**TASK DETAILS:** Show each line of the records below where the word "title" occurs.

• • •

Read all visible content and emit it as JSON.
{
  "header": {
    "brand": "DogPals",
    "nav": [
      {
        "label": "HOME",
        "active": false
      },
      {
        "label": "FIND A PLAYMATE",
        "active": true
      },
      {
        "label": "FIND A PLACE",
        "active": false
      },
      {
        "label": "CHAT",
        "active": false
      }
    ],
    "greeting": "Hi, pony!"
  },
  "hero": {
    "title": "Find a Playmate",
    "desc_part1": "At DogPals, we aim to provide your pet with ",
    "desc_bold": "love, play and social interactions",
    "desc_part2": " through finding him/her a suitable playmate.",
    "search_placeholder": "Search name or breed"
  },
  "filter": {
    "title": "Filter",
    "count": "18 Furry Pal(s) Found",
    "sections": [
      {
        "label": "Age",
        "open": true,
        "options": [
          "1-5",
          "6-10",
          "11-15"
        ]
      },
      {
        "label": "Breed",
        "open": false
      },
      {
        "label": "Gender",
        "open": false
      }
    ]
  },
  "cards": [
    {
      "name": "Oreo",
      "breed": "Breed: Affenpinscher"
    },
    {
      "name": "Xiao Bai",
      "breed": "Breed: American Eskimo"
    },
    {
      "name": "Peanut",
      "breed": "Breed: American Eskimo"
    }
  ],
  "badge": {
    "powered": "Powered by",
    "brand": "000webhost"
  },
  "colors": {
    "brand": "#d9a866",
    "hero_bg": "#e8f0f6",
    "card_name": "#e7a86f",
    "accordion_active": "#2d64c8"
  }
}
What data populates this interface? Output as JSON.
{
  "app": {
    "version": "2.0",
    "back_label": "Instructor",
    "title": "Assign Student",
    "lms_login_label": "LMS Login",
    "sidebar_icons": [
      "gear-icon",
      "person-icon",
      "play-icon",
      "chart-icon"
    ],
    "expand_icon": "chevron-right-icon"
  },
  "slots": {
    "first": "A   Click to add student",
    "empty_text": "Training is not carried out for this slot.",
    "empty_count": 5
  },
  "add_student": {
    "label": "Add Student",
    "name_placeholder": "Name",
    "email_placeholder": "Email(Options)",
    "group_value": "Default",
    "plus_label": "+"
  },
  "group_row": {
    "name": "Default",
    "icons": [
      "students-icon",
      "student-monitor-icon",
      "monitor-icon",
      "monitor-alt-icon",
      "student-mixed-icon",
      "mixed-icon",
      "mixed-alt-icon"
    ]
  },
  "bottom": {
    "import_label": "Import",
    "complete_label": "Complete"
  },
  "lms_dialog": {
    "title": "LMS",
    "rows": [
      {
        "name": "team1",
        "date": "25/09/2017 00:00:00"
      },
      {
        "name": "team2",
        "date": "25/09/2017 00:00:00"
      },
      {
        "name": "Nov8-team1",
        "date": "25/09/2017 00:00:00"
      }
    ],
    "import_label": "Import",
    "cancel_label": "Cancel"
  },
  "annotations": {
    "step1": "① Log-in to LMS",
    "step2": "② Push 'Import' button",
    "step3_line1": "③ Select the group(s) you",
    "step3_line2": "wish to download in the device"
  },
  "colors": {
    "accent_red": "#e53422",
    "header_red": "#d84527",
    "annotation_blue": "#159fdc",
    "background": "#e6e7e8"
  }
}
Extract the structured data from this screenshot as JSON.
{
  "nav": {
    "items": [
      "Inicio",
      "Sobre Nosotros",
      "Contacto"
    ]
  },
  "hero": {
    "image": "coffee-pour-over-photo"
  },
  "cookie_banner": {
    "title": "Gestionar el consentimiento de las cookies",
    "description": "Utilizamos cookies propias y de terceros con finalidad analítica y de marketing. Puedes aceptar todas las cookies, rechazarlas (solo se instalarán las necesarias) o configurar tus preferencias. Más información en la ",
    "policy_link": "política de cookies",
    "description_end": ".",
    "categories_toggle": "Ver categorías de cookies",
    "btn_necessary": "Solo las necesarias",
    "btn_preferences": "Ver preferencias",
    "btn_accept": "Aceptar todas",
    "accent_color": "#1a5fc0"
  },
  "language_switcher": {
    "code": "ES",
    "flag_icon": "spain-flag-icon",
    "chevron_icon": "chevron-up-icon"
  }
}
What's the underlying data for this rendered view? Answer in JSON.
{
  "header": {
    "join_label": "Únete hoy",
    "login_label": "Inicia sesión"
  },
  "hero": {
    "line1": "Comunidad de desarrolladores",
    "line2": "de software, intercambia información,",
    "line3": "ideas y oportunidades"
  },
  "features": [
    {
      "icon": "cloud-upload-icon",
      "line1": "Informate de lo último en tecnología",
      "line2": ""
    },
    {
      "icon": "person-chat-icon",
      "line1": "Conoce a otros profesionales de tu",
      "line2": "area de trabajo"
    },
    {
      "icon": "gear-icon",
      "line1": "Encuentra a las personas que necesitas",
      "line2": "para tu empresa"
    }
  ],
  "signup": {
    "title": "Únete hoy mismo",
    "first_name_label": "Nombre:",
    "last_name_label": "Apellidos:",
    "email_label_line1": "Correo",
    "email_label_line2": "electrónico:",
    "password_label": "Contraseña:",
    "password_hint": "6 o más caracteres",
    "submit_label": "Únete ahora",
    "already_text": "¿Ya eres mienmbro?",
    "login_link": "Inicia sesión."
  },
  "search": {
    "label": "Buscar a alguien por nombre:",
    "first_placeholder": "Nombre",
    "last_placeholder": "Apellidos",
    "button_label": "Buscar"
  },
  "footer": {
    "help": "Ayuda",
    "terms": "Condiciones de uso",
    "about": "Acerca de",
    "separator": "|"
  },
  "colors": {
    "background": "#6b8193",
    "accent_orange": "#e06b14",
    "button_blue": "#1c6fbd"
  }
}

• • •

**FINAL ANSWER:**
    "title": "Find a Playmate",
    "title": "Filter",
    "title": "Assign Student",
    "title": "LMS",
    "title": "Gestionar el consentimiento de las cookies",
    "title": "Únete hoy mismo",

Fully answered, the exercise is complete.